There are two things to remember: there are dozens if not hundreds of ways to format a comics script. My way is different from Ed Brubaker’s way which is different from Warren Ellis’ way which is different from Brian Bendis’ way which is different from Alan Moore’s way. Unlike with screenplays, there is no set-in-stone format for comics scripts. So do whatever makes it easier for you to understand it. (For me, the look of a screenplay just makes it easier to see in my head, so I use a modified screenplay template.)
The other thing to remember is that comics scripts and movie scripts are designed to do different things. In a comic, you are freezing time and describing it for an artist (and the editor). A movie script is encapsulating motion, sound, light—everything that makes a movie a movie.
As they are two different mediums, they do two different things. But one can look a bit like the other.
Conor Killmurray (@Conor_JK) asked: “For you what makes a comic more than just a heavily detailed storyboard?”
A storyboard makes no attempt to be literary. It is only showing you one dimension of storytelling: the visual. Yes, in comics, the visual is incredibly important. But a storyboard is not trying to add text, or subtext. More importantly, it doesn’t take into consideration the time gulf that falls between the panels—that thing that makes comics uniquely comics.
Wes Rose (@wes_rose) asked: “How hard is it for an indie writer to release his own IP with original characters/stories in comics?”
It’s hard, but it’s the only way to go. The comics marketplace, like most marketplaces, is geared towards selling people known quantities. You like capes? Here are a hundred more capes. You like crime, here are some great books. You like Watchmen? Here’s Before Watchmen.
But you have to create the new. Your voice is your only real currency, and it’s hard to get that voice front and center without putting it in service of something that no one else has ever seen before.
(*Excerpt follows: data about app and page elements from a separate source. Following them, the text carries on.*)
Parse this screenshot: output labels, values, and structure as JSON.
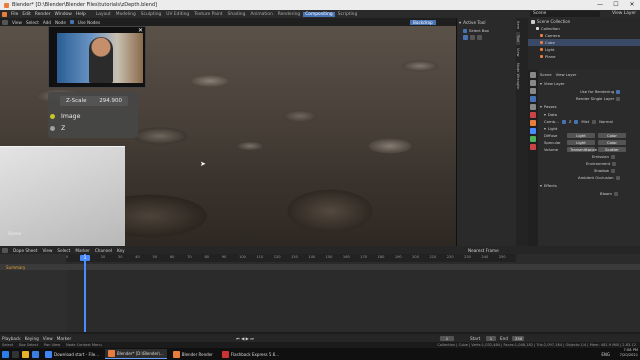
{
  "window": {
    "title": "Blender* [D:\\Blender\\Blender Files\\tutorials\\zDepth.blend]",
    "min": "—",
    "max": "☐",
    "close": "✕"
  },
  "menu": {
    "items": [
      "File",
      "Edit",
      "Render",
      "Window",
      "Help"
    ],
    "workspaces": [
      "Layout",
      "Modeling",
      "Sculpting",
      "UV Editing",
      "Texture Paint",
      "Shading",
      "Animation",
      "Rendering",
      "Compositing",
      "Scripting"
    ],
    "active_workspace": "Compositing",
    "scene": "Scene",
    "view_layer": "View Layer"
  },
  "viewport": {
    "menu": [
      "View",
      "Select",
      "Add",
      "Node"
    ],
    "use_nodes": "Use Nodes",
    "backdrop": "Backdrop",
    "label": "Scene"
  },
  "node": {
    "zscale_label": "Z-Scale",
    "zscale_value": "294.900",
    "sockets": [
      "Image",
      "Z"
    ],
    "socket_colors": [
      "#c7c729",
      "#a1a1a1"
    ]
  },
  "ntool": {
    "header": "Active Tool",
    "select_box": "Select Box"
  },
  "tabs": [
    "Item",
    "Tool",
    "View",
    "Node Wrangler"
  ],
  "outliner": {
    "header": "Scene Collection",
    "items": [
      "Collection",
      "Camera",
      "Cube",
      "Light",
      "Plane"
    ]
  },
  "props": {
    "scene": "Scene",
    "view_layer": "View Layer",
    "section_view_layer": "View Layer",
    "use_for_rendering": "Use for Rendering",
    "render_single_layer": "Render Single Layer",
    "passes": "Passes",
    "data": "Data",
    "combined": "Comb...",
    "z": "Z",
    "mist": "Mist",
    "normal": "Normal",
    "light": "Light",
    "diffuse": "Diffuse",
    "specular": "Specular",
    "volume": "Volume",
    "light_btn": "Light",
    "color_btn": "Color",
    "transmittance": "Transmittance",
    "scatter": "Scatter",
    "emission": "Emission",
    "environment": "Environment",
    "shadow": "Shadow",
    "ambient_occlusion": "Ambient Occlusion",
    "effects": "Effects",
    "bloom": "Bloom"
  },
  "timeline": {
    "mode": "Dope Sheet",
    "menu": [
      "View",
      "Select",
      "Marker",
      "Channel",
      "Key"
    ],
    "summary": "Summary",
    "frames": [
      "0",
      "10",
      "20",
      "30",
      "40",
      "50",
      "60",
      "70",
      "80",
      "90",
      "100",
      "110",
      "120",
      "130",
      "140",
      "150",
      "160",
      "170",
      "180",
      "190",
      "200",
      "210",
      "220",
      "230",
      "240",
      "250"
    ],
    "current_frame": "1",
    "nearest_frame": "Nearest Frame"
  },
  "playback": {
    "menu": [
      "Playback",
      "Keying",
      "View",
      "Marker"
    ],
    "start_label": "Start",
    "start": "1",
    "end_label": "End",
    "end": "250",
    "frame": "1"
  },
  "status": {
    "left": [
      "Select",
      "Box Select",
      "Pan View",
      "Node Context Menu"
    ],
    "right": "Collection | Cube | Verts:1,032,484 | Faces:1,048,182 | Tris:2,097,164 | Objects:1/4 | Mem: 481.9 MiB | 2.83.12"
  },
  "taskbar": {
    "items": [
      "Download start - File...",
      "Blender* [D:\\Blender\\...",
      "Blender Render",
      "Flashback Express 5.6..."
    ],
    "time": "7:08 PM",
    "date": "7/20/2021",
    "lang": "ENG"
  },
  "colors": {
    "accent": "#4772b3",
    "playhead": "#4a8bff",
    "icon_orange": "#e87d3e",
    "icon_green": "#52b25c"
  }
}
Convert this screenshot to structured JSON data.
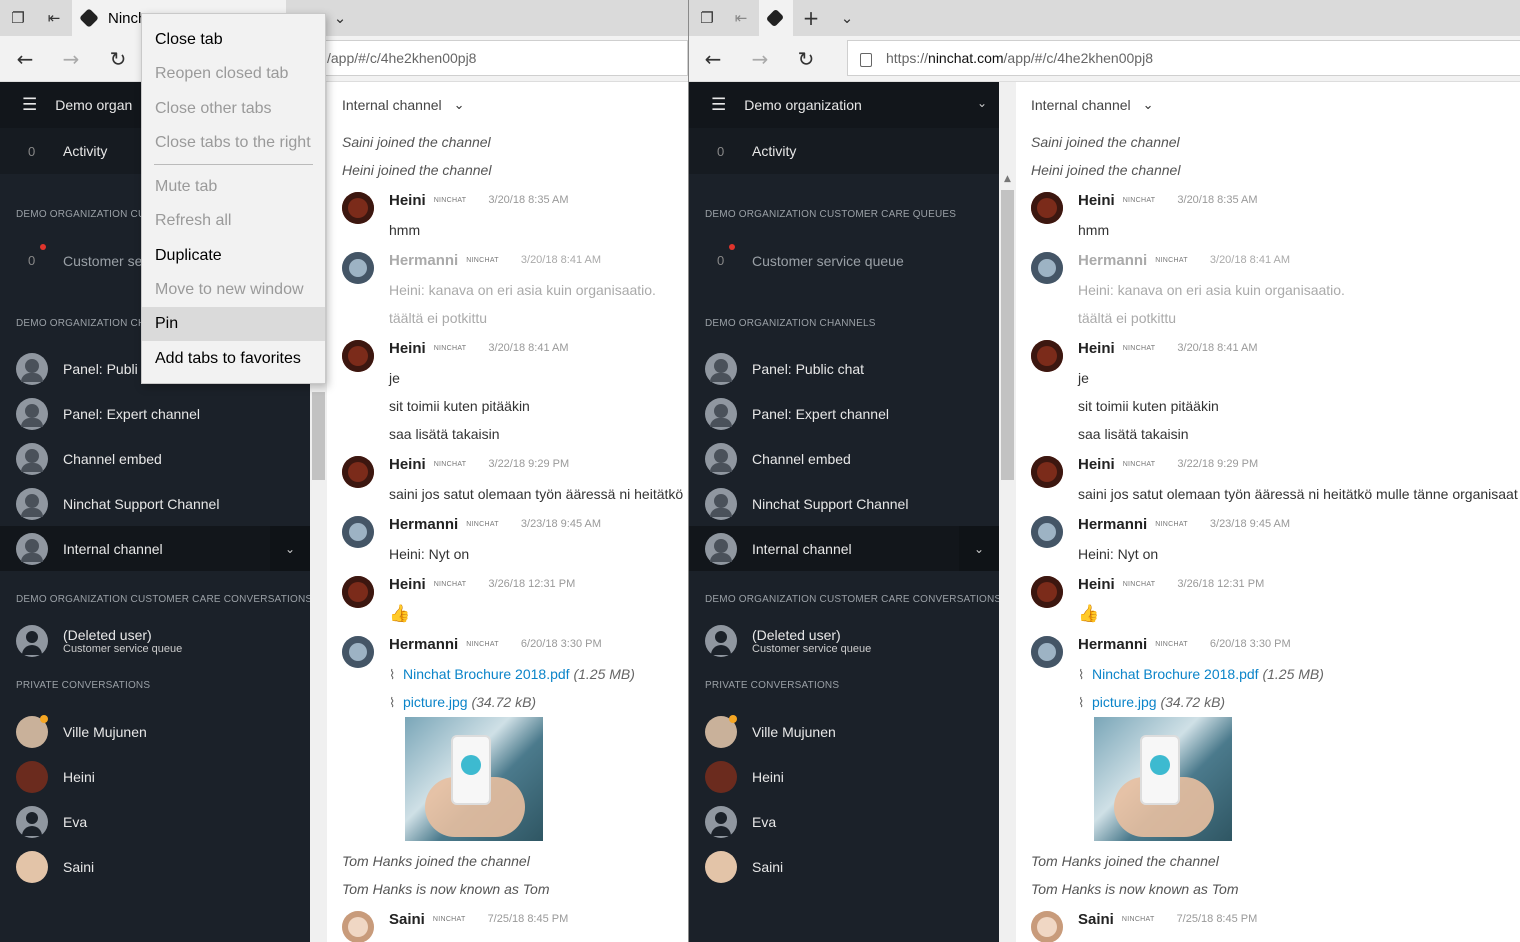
{
  "left": {
    "tab_title": "Ninch",
    "url_tail": "/app/#/c/4he2khen00pj8",
    "org_name": "Demo organ",
    "activity": {
      "count": "0",
      "label": "Activity"
    },
    "queues_header": "DEMO ORGANIZATION CUS",
    "queue": {
      "count": "0",
      "label": "Customer se"
    },
    "channels_header": "DEMO ORGANIZATION CHA",
    "channels": [
      "Panel: Publi",
      "Panel: Expert channel",
      "Channel embed",
      "Ninchat Support Channel",
      "Internal channel"
    ]
  },
  "right": {
    "url_prefix": "https://",
    "url_domain": "ninchat.com",
    "url_path": "/app/#/c/4he2khen00pj8",
    "org_name": "Demo organization",
    "activity": {
      "count": "0",
      "label": "Activity"
    },
    "queues_header": "DEMO ORGANIZATION CUSTOMER CARE QUEUES",
    "queue": {
      "count": "0",
      "label": "Customer service queue"
    },
    "channels_header": "DEMO ORGANIZATION CHANNELS",
    "channels": [
      "Panel: Public chat",
      "Panel: Expert channel",
      "Channel embed",
      "Ninchat Support Channel",
      "Internal channel"
    ]
  },
  "conversations_header": "DEMO ORGANIZATION CUSTOMER CARE CONVERSATIONS",
  "conversation": {
    "name": "(Deleted user)",
    "sub": "Customer service queue"
  },
  "private_header": "PRIVATE CONVERSATIONS",
  "private": [
    "Ville Mujunen",
    "Heini",
    "Eva",
    "Saini"
  ],
  "chat": {
    "title": "Internal channel",
    "sys_top": [
      "Saini joined the channel",
      "Heini joined the channel"
    ],
    "badge": "NINCHAT",
    "m1": {
      "name": "Heini",
      "time": "3/20/18 8:35 AM",
      "lines": [
        "hmm"
      ]
    },
    "m2": {
      "name": "Hermanni",
      "time": "3/20/18 8:41 AM",
      "lines": [
        "Heini: kanava on eri asia kuin organisaatio.",
        "täältä ei potkittu"
      ]
    },
    "m3": {
      "name": "Heini",
      "time": "3/20/18 8:41 AM",
      "lines": [
        "je",
        "sit toimii kuten pitääkin",
        "saa lisätä takaisin"
      ]
    },
    "m4": {
      "name": "Heini",
      "time": "3/22/18 9:29 PM",
      "lines": [
        "saini jos satut olemaan työn ääressä ni heitätkö mulle tänne organisaat"
      ]
    },
    "m5": {
      "name": "Hermanni",
      "time": "3/23/18 9:45 AM",
      "lines": [
        "Heini: Nyt on"
      ]
    },
    "m6": {
      "name": "Heini",
      "time": "3/26/18 12:31 PM",
      "emoji": "👍"
    },
    "m7": {
      "name": "Hermanni",
      "time": "6/20/18 3:30 PM",
      "file1": {
        "name": "Ninchat Brochure 2018.pdf",
        "size": "(1.25 MB)"
      },
      "file2": {
        "name": "picture.jpg",
        "size": "(34.72 kB)"
      }
    },
    "sys_bottom": [
      "Tom Hanks joined the channel",
      "Tom Hanks is now known as Tom"
    ],
    "m8": {
      "name": "Saini",
      "time": "7/25/18 8:45 PM"
    }
  },
  "menu": {
    "close_tab": "Close tab",
    "reopen": "Reopen closed tab",
    "close_other": "Close other tabs",
    "close_right": "Close tabs to the right",
    "mute": "Mute tab",
    "refresh_all": "Refresh all",
    "duplicate": "Duplicate",
    "move": "Move to new window",
    "pin": "Pin",
    "favorites": "Add tabs to favorites"
  }
}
Finding someone to roll the die on your concept isn’t easy, nor is it impossible. And those first few deals might not be the most favorable towards you. But it can be done. It must be done. Putting your own IP out into the world is the only way to unlock everything else.
Dennis (@bubbsy00) asked: “When writing a comic, should you tailor the script to account for advertisements in the final product?”
Dennis, control what you can control, don’t worry about that which you can’t. If you are doing a creator-owned book, odds are, you won’t have to worry about many ads to begin with. And if you are so lucky as to get them, they’ll either be in the front of the book or the backmatter, not in the meat. (And if they are in the meat, you’ll likely know well enough in advance to deal.)
If you’re on a Big Two book, you will have no idea when or where an ad will pop up, nor will they, for the most part, tell you. So there’s no point in worrying about something you can’t change. Just write the way you normally would and take solace in the fact that the ads won’t be in the trade collection, so it’s all good.
Ryan Taylor (@shenanigandalf) asked: “I'm currently developing an idea for a comic book series but am starting to wonder if it wouldn't be better suited to a novel or screenplay instead. At what point do you know what medium will best suit your idea?”
While it’s true that, to some degree, form follows function, you need to ask yourself if your story can be told effectively despite the limitations of the medium—or if the nature of the story plays to the strengths of the medium.
If your story is best told with a lot of interior monologue and an omniscient point of view, maybe a novel is the way to go. If you’re telling the kind of story that relies on the audio-visual to work—horror comes to mind, a genre that can be difficult in comics—maybe a cinematic telling is best.
Figure out what tools you think you need to tell the story and then gravitate to the medium that brings the highest number of those tools to the table.
Marc Bernardin’s Devourer of Words appears the third Tuesday of each month here on Toucan!